-- ACTION ITEM --
Give back nothing but the number of lines in these entries that contain the word "description".

Element data from apps and pages
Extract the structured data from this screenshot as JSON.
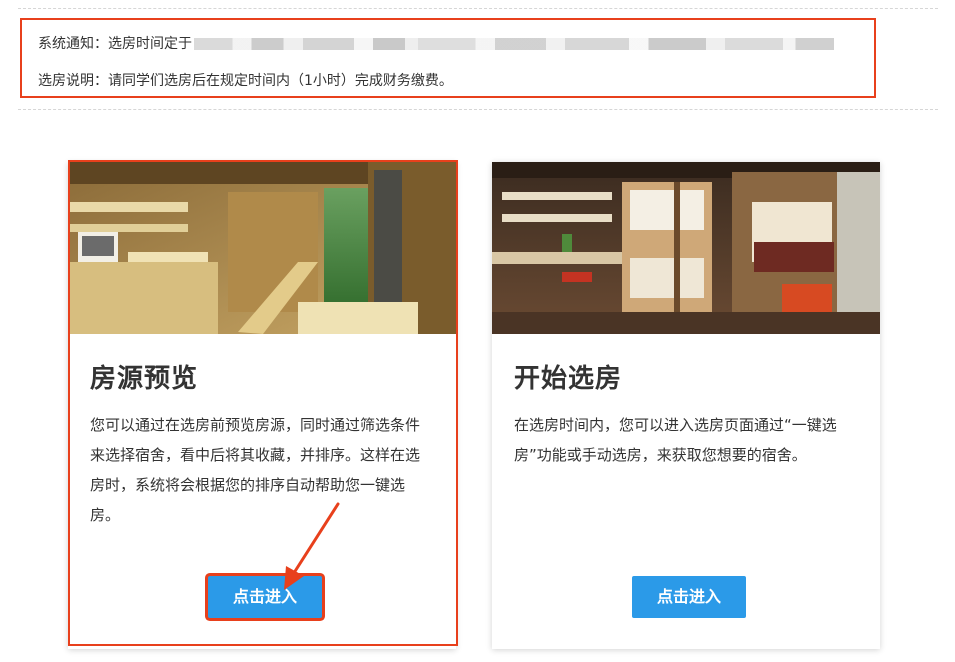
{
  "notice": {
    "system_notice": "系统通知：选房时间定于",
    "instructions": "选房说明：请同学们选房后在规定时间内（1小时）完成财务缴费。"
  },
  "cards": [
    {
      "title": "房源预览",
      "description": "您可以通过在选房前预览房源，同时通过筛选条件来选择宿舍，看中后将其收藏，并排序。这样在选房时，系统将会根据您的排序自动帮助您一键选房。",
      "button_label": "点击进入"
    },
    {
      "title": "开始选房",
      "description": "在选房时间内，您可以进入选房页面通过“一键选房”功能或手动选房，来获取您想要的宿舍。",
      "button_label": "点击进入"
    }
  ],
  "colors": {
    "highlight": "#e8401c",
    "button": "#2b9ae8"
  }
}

-- SOLUTION TO THIS EXERCISE --
2